What can organizations do to thwart business email compromise attacks? In an interview, David Stubley, CEO of the consultancy 7 Elements, outlines several key steps. He'll be a featured speaker at Information Security Media Group's Security Summit: London, to be held Sept. 23.
Barriers to getting into the business email compromise - aka CEO fraud - game continue to fall, with security vendor Digital Shadows finding that compromised email accounts for a company's finance department can typically be purchased via the black market for just $150 to $500.
Business email compromises have been at the center of a number of procurement fraud scams, says Allan Stojanovic, a security architect and analyst at the University of Toronto, who describes the fraud and why it's so difficult to thwart.
Criminals operating online continue to target cryptocurrencies, leverage phishing and other social engineering attacks, as well as tweak age-old scams - including Nigerian prince emails - for the modern age. So warns Europol in its latest Internet Organized Crime Threat Assessment.
Business email compromise attacks continue to be lucrative for the criminally inclined.
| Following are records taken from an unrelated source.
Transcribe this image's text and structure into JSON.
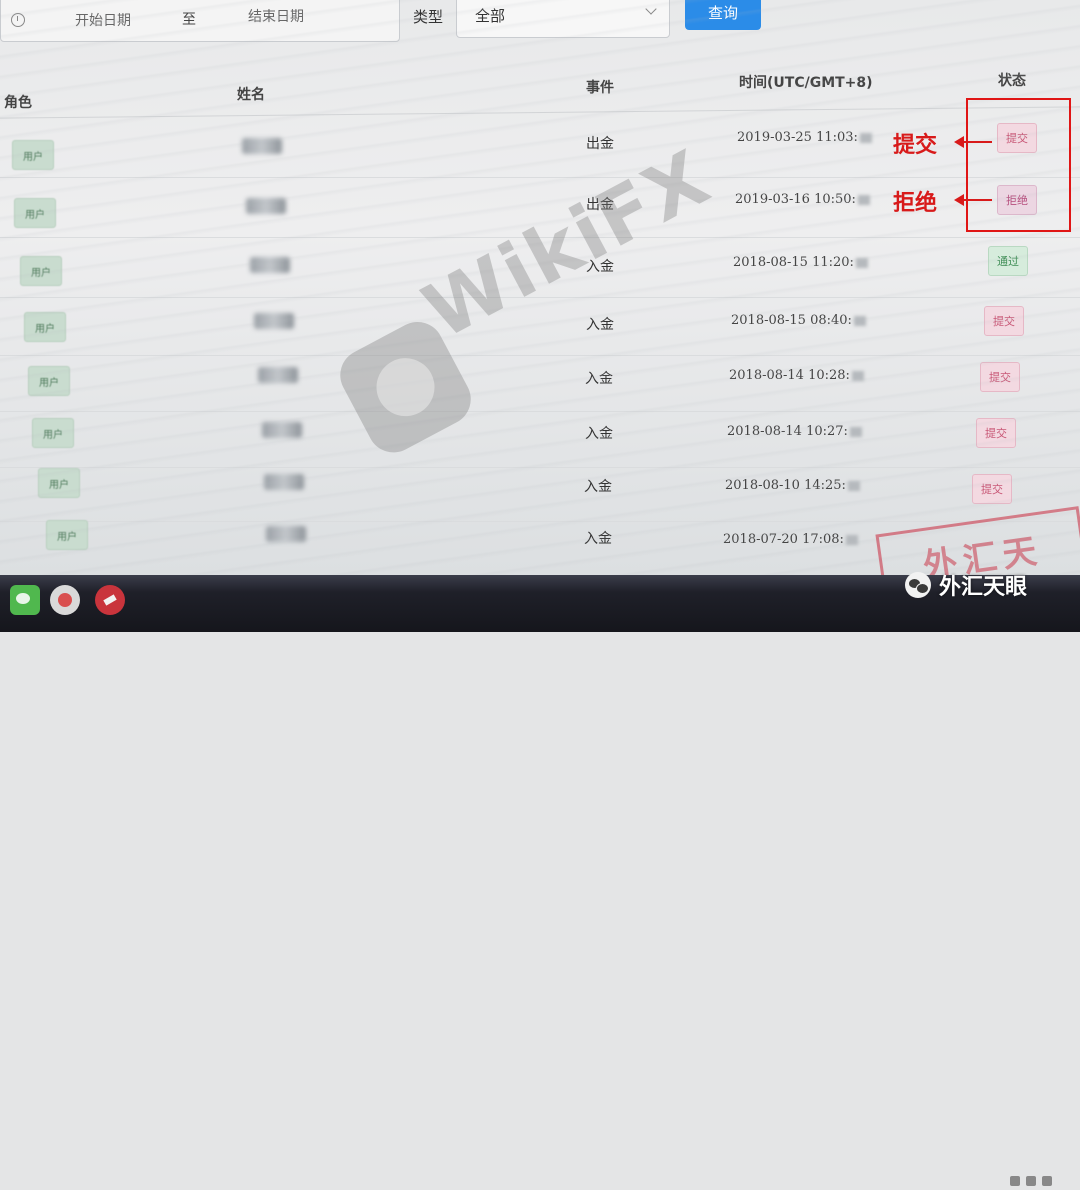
{
  "filters": {
    "date_start_placeholder": "开始日期",
    "date_separator": "至",
    "date_end_placeholder": "结束日期",
    "type_label": "类型",
    "type_value": "全部",
    "query_button": "查询"
  },
  "table": {
    "headers": {
      "role": "角色",
      "name": "姓名",
      "event": "事件",
      "time": "时间(UTC/GMT+8)",
      "status": "状态"
    },
    "rows": [
      {
        "role": "用户",
        "event": "出金",
        "time": "2019-03-25 11:03:",
        "status": "提交",
        "status_kind": "submit"
      },
      {
        "role": "用户",
        "event": "出金",
        "time": "2019-03-16 10:50:",
        "status": "拒绝",
        "status_kind": "reject"
      },
      {
        "role": "用户",
        "event": "入金",
        "time": "2018-08-15 11:20:",
        "status": "通过",
        "status_kind": "pass"
      },
      {
        "role": "用户",
        "event": "入金",
        "time": "2018-08-15 08:40:",
        "status": "提交",
        "status_kind": "submit"
      },
      {
        "role": "用户",
        "event": "入金",
        "time": "2018-08-14 10:28:",
        "status": "提交",
        "status_kind": "submit"
      },
      {
        "role": "用户",
        "event": "入金",
        "time": "2018-08-14 10:27:",
        "status": "提交",
        "status_kind": "submit"
      },
      {
        "role": "用户",
        "event": "入金",
        "time": "2018-08-10 14:25:",
        "status": "提交",
        "status_kind": "submit"
      },
      {
        "role": "用户",
        "event": "入金",
        "time": "2018-07-20 17:08:",
        "status": "",
        "status_kind": "submit"
      }
    ]
  },
  "annotations": {
    "submit_label": "提交",
    "reject_label": "拒绝",
    "color": "#d81a1a"
  },
  "watermark": {
    "text": "WikiFX"
  },
  "stamp": {
    "text": "外汇天眼"
  },
  "brand": {
    "text": "外汇天眼"
  },
  "colors": {
    "primary": "#2b8ce8",
    "submit_tag": "#c85675",
    "reject_tag": "#b74f7e",
    "pass_tag": "#3e8e55",
    "role_tag": "#4d7a5a"
  }
}
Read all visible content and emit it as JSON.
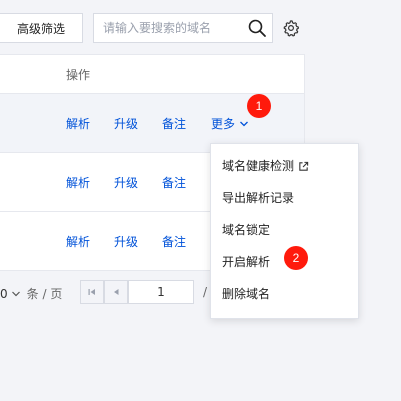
{
  "toolbar": {
    "advanced_filter_label": "高级筛选",
    "search_placeholder": "请输入要搜索的域名",
    "search_icon": "search-icon",
    "settings_icon": "gear-icon"
  },
  "table": {
    "columns": [
      "操作"
    ],
    "rows": [
      {
        "actions": [
          "解析",
          "升级",
          "备注",
          "更多"
        ]
      },
      {
        "actions": [
          "解析",
          "升级",
          "备注"
        ]
      },
      {
        "actions": [
          "解析",
          "升级",
          "备注"
        ]
      }
    ]
  },
  "more_menu": {
    "items": [
      {
        "label": "域名健康检测",
        "icon": "external-link-icon"
      },
      {
        "label": "导出解析记录"
      },
      {
        "label": "域名锁定"
      },
      {
        "label": "开启解析"
      },
      {
        "label": "删除域名"
      }
    ]
  },
  "pagination": {
    "page_size_partial": "0",
    "page_size_unit": "条 / 页",
    "current_page": "1",
    "separator": "/"
  },
  "badges": [
    "1",
    "2"
  ],
  "colors": {
    "link": "#0052d9",
    "badge": "#ff1a0c",
    "background": "#f3f4f8"
  }
}
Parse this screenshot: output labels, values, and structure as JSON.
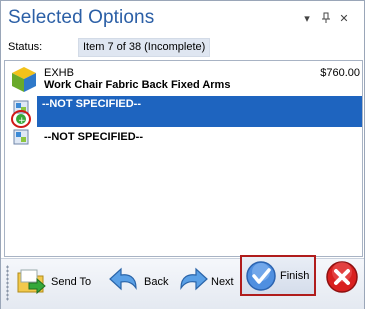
{
  "panel": {
    "title": "Selected Options",
    "controls": {
      "dropdown_icon": "dropdown-arrow-icon",
      "pin_icon": "pin-icon",
      "close_icon": "close-icon"
    }
  },
  "status": {
    "label": "Status:",
    "value": "Item 7 of 38 (Incomplete)"
  },
  "items": [
    {
      "code": "EXHB",
      "name": "Work Chair Fabric Back Fixed Arms",
      "price": "$760.00",
      "icon": "chair-cube-icon"
    },
    {
      "name": "--NOT SPECIFIED--",
      "selected": true,
      "icon": "option-add-icon"
    },
    {
      "name": "--NOT SPECIFIED--",
      "selected": false,
      "icon": "option-icon"
    }
  ],
  "toolbar": {
    "send_to": "Send To",
    "back": "Back",
    "next": "Next",
    "finish": "Finish",
    "cancel_icon": "cancel-icon"
  },
  "colors": {
    "title": "#2b5fa6",
    "selection": "#1e64bf",
    "highlight_border": "#b01c1c"
  }
}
With the FBI reporting that reports of such attacks have recently doubled, researchers find that tricking victims into making fraudulent wire transfers remains attackers' top goal.
About 30 new health data breaches - including a phishing attack impacting 1.4 million individuals - have been added in recent weeks to the official federal tally, pushing the total victim count for 2018 so far to 6.1 million.
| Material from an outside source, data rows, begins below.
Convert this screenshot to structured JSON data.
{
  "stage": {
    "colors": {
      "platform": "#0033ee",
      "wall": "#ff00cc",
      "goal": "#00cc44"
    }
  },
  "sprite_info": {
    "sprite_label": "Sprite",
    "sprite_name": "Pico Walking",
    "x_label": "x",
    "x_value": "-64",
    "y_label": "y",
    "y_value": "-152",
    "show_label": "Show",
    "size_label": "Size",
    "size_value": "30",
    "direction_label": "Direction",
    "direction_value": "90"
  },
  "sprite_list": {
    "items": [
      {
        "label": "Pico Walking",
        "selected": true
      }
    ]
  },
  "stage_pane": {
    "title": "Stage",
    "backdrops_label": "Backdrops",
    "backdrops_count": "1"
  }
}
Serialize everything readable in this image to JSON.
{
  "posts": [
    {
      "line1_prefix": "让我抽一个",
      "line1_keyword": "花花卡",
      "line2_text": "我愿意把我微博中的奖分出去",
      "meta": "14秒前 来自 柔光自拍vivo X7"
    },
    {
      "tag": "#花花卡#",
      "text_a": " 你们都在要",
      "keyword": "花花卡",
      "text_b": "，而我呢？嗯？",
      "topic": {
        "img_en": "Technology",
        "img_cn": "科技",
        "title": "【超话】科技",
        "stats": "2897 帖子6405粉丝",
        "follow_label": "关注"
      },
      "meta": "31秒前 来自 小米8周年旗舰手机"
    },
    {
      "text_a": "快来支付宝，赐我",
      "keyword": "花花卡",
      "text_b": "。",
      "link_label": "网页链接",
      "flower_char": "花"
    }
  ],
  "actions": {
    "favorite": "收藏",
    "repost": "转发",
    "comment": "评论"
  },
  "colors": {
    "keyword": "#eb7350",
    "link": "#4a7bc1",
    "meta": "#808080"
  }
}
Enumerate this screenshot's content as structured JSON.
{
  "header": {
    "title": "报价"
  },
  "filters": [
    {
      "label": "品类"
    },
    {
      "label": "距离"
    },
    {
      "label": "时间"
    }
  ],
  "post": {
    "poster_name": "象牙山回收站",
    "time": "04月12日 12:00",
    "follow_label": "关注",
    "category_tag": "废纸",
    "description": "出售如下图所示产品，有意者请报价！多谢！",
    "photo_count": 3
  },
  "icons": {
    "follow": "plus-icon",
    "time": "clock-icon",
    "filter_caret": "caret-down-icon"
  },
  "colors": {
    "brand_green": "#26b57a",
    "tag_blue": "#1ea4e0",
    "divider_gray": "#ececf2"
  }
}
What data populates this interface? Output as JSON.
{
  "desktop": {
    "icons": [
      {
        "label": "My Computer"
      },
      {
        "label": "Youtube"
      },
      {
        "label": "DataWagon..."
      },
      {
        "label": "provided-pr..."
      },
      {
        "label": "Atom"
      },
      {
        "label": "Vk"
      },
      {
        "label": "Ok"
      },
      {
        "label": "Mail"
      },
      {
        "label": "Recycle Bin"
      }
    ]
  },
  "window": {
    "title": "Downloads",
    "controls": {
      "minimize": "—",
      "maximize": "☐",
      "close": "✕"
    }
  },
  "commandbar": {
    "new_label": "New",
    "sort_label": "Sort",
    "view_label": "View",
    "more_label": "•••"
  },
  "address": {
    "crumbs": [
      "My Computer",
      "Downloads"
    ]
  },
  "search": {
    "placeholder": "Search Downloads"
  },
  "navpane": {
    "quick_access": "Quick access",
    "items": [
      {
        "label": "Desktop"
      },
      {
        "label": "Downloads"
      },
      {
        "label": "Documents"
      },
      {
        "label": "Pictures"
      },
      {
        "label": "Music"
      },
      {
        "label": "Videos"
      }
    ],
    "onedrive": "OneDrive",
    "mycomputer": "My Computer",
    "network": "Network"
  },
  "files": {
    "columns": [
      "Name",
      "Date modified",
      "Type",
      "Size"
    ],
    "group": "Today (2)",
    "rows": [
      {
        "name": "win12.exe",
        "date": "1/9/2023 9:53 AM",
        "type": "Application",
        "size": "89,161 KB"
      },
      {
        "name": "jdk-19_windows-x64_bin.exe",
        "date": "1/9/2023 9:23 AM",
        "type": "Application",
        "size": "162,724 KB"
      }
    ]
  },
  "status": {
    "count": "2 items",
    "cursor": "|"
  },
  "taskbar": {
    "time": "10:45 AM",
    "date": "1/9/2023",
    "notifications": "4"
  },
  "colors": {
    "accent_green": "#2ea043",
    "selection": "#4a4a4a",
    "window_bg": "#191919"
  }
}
A large Midwestern health network says a successful phishing campaign exposed a raft of personal and medical data stored in its email systems. The count of affected victims numbers 1.4 million, although investigators believe stealing personal data was not the attackers' goal.
Medical laboratory testing firm LabCorp is investigating a weekend cyberattack on its IT network, which resulted in the company taking certain processes offline. The attack is just the latest cyber assault on the healthcare sector.
Known losses due to business email compromise have exceeded $12.5 billion worldwide, the FBI's Internet Complaint Center reports, adding that fraudsters are increasingly targeting the U.S. real estate sector with such scams.
Late last year in Australia, cybercriminals began targeting a fertile yet relatively poorly protected business sector for so-called business email compromise scams: the real estate industry. One expert says the industry, highly dependent on email, is ill-prepared for the attacks.
File-less malware is a huge security challenge for organizations today, and traditional email security controls aren't sufficient to meet the challenge. Burke Long of Lastline offers insight on a new way to approach email security.
Business email compromise and account takeover attacks haven't faded; they've just morphed. Wes Dobry of Agari discusses the new wave of these attacks and how organizations can do a better job of detecting and responding to them.
Incident response is a critical pillar of an effective endpoint security program, one that will gain importance as GDPR enforcement comes into play on May 25. Organizations must be ready to react if and when an incident occurs in order to meet the stringent requirements that apply during an incident.
Email is still the most common attack vector as a preferred method utilized by attackers because of the overwhelming effectiveness. Phishing attacks have only been increasing and evolving to bypass modern security appliances, endpoint protection, and user awareness training.